[Start of section]

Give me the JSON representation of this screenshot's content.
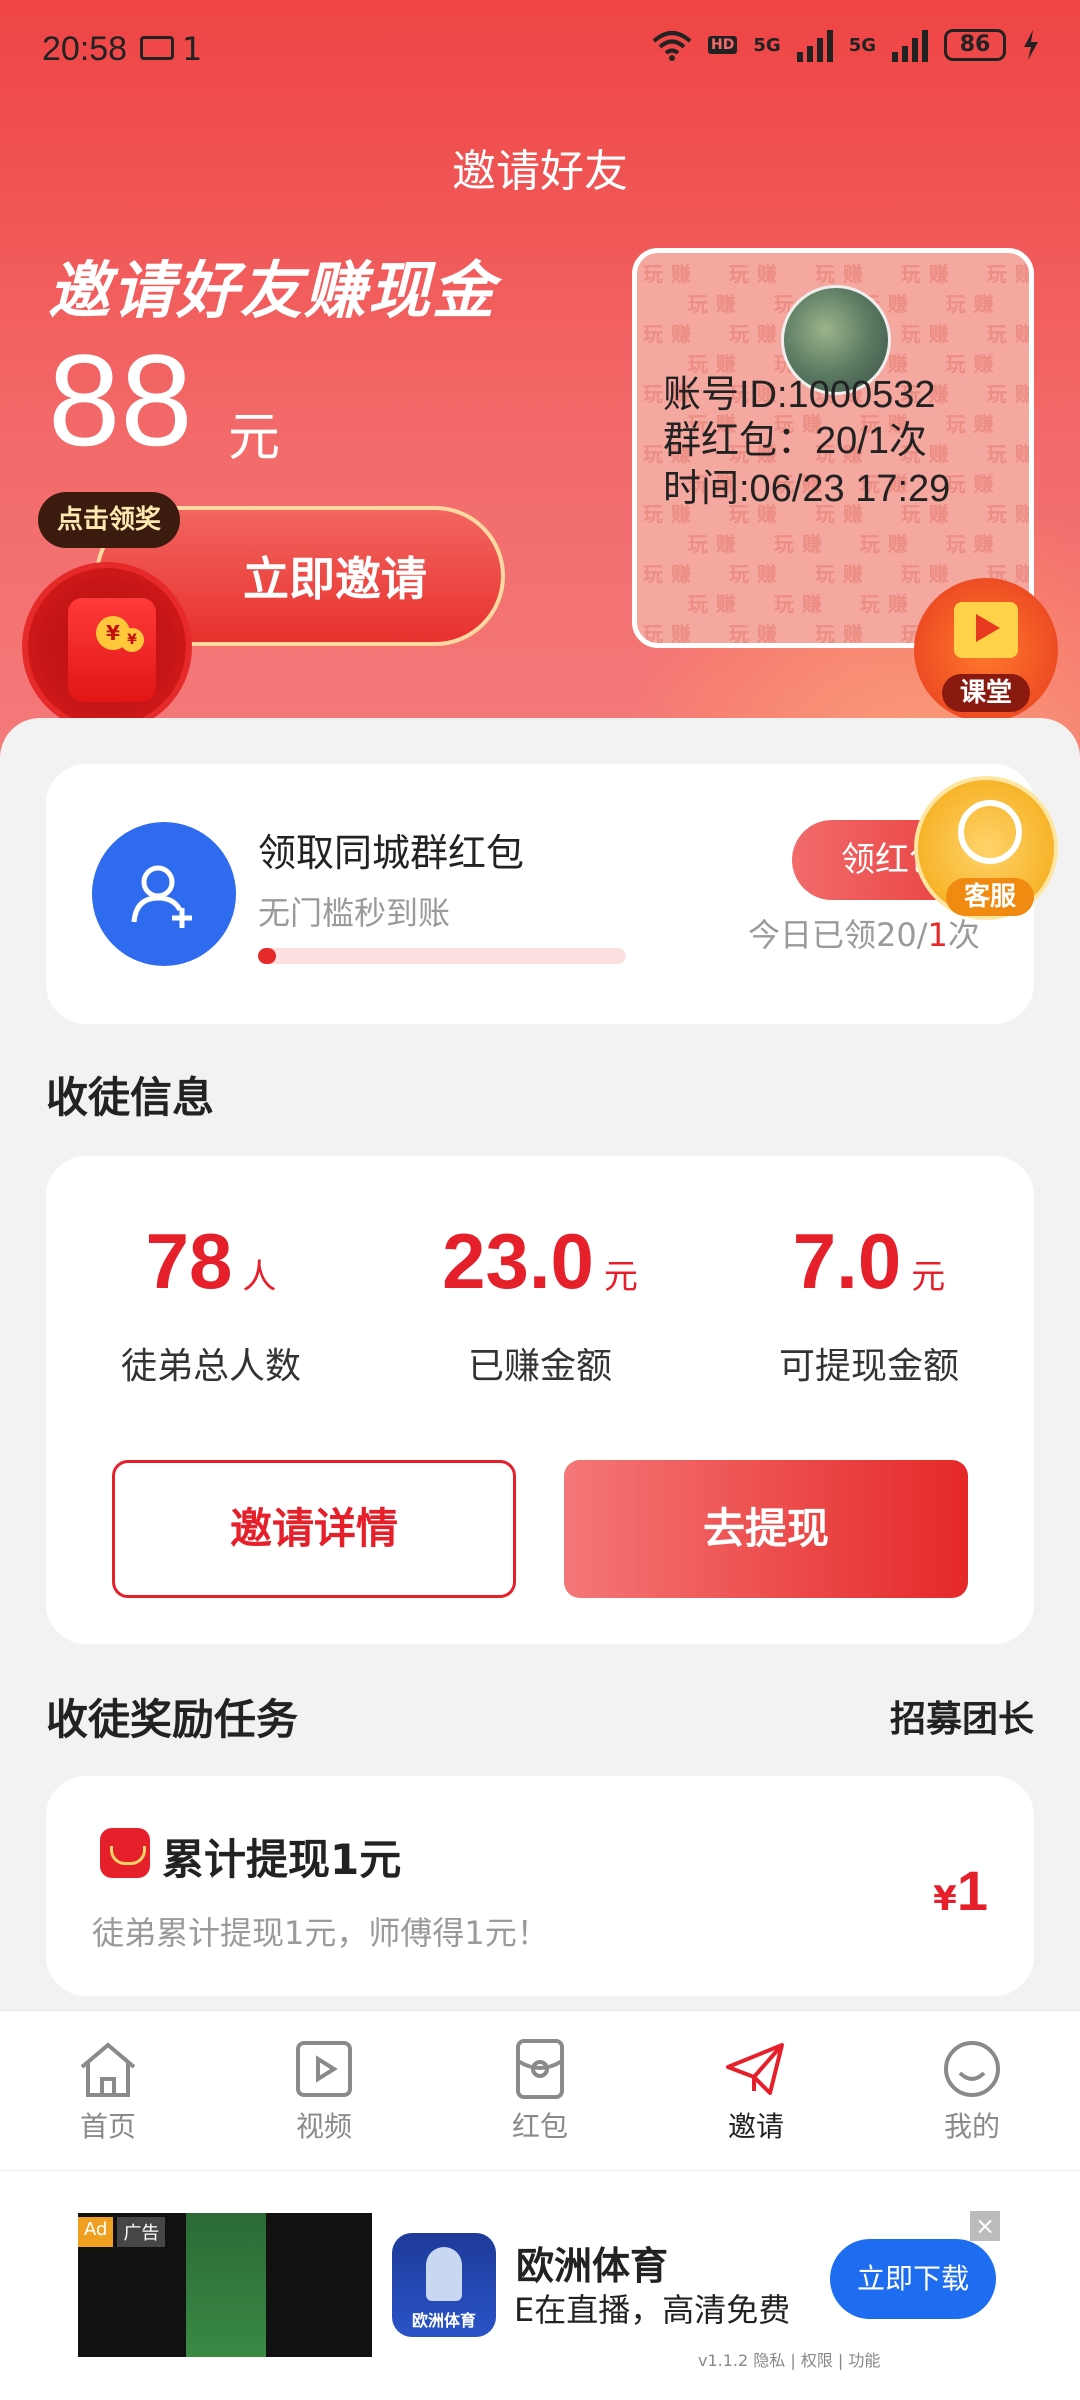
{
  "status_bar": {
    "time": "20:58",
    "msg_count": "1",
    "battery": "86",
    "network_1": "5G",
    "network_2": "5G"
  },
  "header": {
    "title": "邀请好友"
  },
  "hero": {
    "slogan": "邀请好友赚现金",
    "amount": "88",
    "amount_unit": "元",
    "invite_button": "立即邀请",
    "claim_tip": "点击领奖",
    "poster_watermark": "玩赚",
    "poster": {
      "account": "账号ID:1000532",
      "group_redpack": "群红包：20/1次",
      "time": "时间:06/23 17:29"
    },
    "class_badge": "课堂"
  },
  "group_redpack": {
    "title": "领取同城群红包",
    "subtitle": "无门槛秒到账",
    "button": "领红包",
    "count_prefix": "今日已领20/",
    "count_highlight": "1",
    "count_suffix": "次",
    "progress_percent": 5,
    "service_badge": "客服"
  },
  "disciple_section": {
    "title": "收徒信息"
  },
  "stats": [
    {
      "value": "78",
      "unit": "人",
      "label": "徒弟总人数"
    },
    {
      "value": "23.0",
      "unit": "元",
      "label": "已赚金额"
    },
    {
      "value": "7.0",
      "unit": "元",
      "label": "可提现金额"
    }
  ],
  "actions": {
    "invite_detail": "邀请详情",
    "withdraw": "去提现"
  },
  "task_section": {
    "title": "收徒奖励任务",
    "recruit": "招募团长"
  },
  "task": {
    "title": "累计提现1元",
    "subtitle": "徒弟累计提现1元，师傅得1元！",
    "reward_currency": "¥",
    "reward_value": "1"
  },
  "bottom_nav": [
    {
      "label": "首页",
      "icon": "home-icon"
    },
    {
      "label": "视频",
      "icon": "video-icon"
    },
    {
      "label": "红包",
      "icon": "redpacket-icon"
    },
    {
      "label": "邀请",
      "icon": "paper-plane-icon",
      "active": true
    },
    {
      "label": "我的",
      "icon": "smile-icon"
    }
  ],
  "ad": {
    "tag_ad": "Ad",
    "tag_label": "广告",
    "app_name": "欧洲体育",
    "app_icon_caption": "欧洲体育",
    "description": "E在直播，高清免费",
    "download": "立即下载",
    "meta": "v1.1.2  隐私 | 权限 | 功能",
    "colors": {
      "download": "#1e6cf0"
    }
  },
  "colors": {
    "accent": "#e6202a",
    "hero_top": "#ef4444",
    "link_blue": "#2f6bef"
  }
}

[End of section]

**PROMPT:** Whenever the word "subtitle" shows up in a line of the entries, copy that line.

**EXPECTED ANSWER:**
    "subtitle": "无门槛秒到账",
    "subtitle": "徒弟累计提现1元，师傅得1元！",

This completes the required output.